The Olympic Games over the past week have, as they always do, proven to be awe-inspiring. Watching athletes push their physical and mental limits to achieve greatness puts into perspective just how much effort, time, and energy they have committed to their respective sports to get where they are. Sure, anyone can take up swimming, basketball or gymnastics, but not anyone can do what Katie Ledecky, Kevin Durant or Simone Biles do. They show incredible discipline and endurance in practice every single day.
One sport, however, that doesn’t get a lot of attention in the United States, requires superior discipline, endurance and respect from everyone who practices it – whether they’re just in it for the fun, or to ultimately win a medal at the Olympics—and that is martial arts.
This week the Taekwondo events will begin in Rio. If you get the opportunity, watch some of the matches with your kids. Korean karate (which is probably the most common martial art found around our country), and other martial arts, are fantastic sports to involve your children in from a young age. I started Tang Soo Do (which is now Soo Bahk Do) when I was just eight years old. I trained for five years straight and earned my black belt. It was one of the best things I have ever done. Here are some reasons why:
From the moment your child steps on that mat, he or she will learn unparalleled focus and discipline. Not only will this quality help with martial arts, but it will permeate throughout all aspects of life. It can help kids with school, other extracurricular activities, and even jobs as an adult. The discipline that was ingrained in me when I was practicing karate is still a major part of my personality. When I set out to do something, I do not stop until the task is complete. Beyond that, I aim to do things to the best of my potential –that goes for everything from training for a half marathon to doing a spreadsheet for work. I learned that discipline in Tang Soo Do.
As you progress through the belts in martial arts, training can sometimes be challenging. As a karate student, you’re taught to push through any discomfort you feel. When you do this over and over again in class, it begins to become part of your character. Kids learn to incorporate that lesson into physical endurance in other sports, and also to life in general. Mind over body is something you learn very early on. There is something to say about someone who can exhibit mental stamina in life’s tough situations.
In the martial arts, there is a hierarchy that everyone learns to respect from day one. You show a certain respect for your seniors, and your juniors show the same to you. That’s just how it goes. Kids who learn this lesson early are far less likely to exhibit unruly, disrespectful behavior outside of the dojo.
4. Exposure to Another Culture
Whether you choose to enroll your child in Taekwondo or Soo Bahk Do (Korean martial arts), Judo or Aikido (Japanese martial arts) or another that is offered, he or she will be immersed in a different culture. Your child will learn basic terminology, and will most likely learn to count and write some characters in another language. As I progressed towards my black belt, I was required to write some Korean characters and learn about Korean culture as part of my testing.
5. Self Defense

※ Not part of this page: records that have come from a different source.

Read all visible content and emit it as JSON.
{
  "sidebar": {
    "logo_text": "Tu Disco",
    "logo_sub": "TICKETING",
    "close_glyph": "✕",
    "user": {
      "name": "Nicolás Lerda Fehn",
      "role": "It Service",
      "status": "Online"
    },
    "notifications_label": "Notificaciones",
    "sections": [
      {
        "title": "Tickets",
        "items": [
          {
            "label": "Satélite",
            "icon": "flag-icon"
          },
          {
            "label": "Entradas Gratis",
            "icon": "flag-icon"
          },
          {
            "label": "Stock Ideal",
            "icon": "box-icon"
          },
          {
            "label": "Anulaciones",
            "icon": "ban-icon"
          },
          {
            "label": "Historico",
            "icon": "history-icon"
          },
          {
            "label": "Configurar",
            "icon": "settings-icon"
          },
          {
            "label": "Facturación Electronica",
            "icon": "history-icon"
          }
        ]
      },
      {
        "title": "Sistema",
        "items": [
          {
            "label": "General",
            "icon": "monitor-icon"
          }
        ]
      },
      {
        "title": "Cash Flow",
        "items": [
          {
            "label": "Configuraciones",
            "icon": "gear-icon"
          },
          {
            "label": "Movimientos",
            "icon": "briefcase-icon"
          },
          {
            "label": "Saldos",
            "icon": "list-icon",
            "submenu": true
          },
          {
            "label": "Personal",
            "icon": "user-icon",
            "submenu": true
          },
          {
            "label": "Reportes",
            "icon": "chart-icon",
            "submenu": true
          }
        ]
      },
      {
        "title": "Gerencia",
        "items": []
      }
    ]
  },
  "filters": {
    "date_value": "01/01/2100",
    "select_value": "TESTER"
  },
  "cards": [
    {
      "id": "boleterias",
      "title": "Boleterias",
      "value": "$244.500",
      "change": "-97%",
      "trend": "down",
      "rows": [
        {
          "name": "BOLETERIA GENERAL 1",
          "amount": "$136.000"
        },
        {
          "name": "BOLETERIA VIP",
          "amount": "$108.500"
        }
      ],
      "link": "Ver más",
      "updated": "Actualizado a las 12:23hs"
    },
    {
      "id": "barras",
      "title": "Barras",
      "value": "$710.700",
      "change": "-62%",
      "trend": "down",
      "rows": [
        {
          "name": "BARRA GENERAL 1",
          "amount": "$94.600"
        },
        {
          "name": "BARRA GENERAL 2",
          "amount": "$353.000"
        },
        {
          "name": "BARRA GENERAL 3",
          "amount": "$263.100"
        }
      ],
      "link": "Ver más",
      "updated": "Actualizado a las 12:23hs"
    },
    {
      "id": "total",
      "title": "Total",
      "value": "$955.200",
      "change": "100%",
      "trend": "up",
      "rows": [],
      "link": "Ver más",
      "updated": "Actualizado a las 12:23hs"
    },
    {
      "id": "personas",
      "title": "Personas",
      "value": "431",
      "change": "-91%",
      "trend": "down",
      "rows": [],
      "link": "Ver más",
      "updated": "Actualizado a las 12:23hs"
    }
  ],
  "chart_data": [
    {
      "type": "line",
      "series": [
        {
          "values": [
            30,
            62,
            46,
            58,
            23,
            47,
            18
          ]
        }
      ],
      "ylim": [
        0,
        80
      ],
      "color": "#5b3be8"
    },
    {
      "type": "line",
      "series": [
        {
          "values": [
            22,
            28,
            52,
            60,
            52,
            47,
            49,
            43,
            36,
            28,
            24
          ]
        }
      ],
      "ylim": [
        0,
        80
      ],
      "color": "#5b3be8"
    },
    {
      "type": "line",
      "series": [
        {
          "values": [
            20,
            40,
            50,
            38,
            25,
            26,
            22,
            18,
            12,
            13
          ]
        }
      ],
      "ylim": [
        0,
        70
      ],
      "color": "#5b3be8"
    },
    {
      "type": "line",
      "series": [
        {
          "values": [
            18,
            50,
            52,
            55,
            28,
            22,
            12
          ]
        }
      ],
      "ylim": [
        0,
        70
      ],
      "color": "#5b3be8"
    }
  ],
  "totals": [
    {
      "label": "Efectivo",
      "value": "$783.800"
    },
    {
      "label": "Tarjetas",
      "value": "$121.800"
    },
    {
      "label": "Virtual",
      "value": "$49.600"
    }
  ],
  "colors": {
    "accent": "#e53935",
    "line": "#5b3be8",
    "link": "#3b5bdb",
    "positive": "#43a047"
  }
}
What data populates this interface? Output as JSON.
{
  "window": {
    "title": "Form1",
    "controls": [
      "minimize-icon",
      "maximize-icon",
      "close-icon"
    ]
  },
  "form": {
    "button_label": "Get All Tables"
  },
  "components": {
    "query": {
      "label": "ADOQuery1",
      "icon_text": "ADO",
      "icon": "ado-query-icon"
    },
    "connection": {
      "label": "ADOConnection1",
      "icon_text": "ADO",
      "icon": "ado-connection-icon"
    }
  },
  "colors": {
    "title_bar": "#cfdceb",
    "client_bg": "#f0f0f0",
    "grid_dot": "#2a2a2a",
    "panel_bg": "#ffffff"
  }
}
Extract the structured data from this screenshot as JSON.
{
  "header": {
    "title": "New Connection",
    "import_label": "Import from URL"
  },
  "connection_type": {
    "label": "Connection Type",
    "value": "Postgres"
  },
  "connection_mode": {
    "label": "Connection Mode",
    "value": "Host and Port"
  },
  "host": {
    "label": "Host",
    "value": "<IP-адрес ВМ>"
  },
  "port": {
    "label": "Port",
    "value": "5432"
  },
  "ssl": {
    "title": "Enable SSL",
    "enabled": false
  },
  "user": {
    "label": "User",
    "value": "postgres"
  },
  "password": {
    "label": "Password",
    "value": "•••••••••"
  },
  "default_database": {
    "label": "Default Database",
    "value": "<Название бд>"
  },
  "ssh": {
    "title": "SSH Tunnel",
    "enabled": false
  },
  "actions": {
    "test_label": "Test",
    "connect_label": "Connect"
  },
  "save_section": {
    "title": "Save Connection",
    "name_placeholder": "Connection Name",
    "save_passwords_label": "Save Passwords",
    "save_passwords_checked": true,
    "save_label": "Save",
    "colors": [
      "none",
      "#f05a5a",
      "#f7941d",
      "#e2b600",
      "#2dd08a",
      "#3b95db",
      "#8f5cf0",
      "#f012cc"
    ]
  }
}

It goes without saying that any person enrolled in a martial art will have a much better understanding of how to defend him or herself. Contrary to popular belief, however, taking part in karate does not necessarily result in a more violent child. In fact, studying karate teaches you the exact opposite: to resort to your martial arts only when absolutely necessary. It creates a sense of humility in anyone who practices it.